Exercise aim =>
All of the entries need to be printed again exactly; pictures are the only thing to omit.

Information given =>
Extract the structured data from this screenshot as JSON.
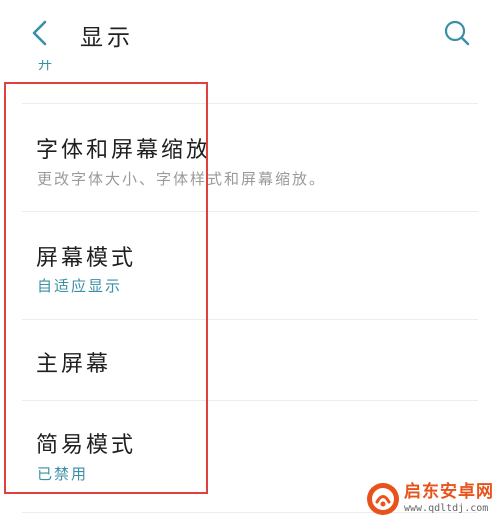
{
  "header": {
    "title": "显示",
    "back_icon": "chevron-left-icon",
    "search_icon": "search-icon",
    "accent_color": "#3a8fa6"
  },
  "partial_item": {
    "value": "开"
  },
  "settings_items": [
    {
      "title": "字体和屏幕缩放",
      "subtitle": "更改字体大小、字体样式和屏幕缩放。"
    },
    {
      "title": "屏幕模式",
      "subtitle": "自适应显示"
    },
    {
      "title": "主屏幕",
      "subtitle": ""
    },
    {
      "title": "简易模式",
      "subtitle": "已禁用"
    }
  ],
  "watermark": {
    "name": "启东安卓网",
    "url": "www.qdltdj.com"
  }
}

Task output =>
Extract the structured data from this screenshot as JSON.
{
  "header": {
    "title": "显示",
    "back_icon": "chevron-left-icon",
    "search_icon": "search-icon",
    "accent_color": "#3a8fa6"
  },
  "partial_item": {
    "value": "开"
  },
  "settings_items": [
    {
      "title": "字体和屏幕缩放",
      "subtitle": "更改字体大小、字体样式和屏幕缩放。"
    },
    {
      "title": "屏幕模式",
      "subtitle": "自适应显示"
    },
    {
      "title": "主屏幕",
      "subtitle": ""
    },
    {
      "title": "简易模式",
      "subtitle": "已禁用"
    }
  ],
  "watermark": {
    "name": "启东安卓网",
    "url": "www.qdltdj.com"
  }
}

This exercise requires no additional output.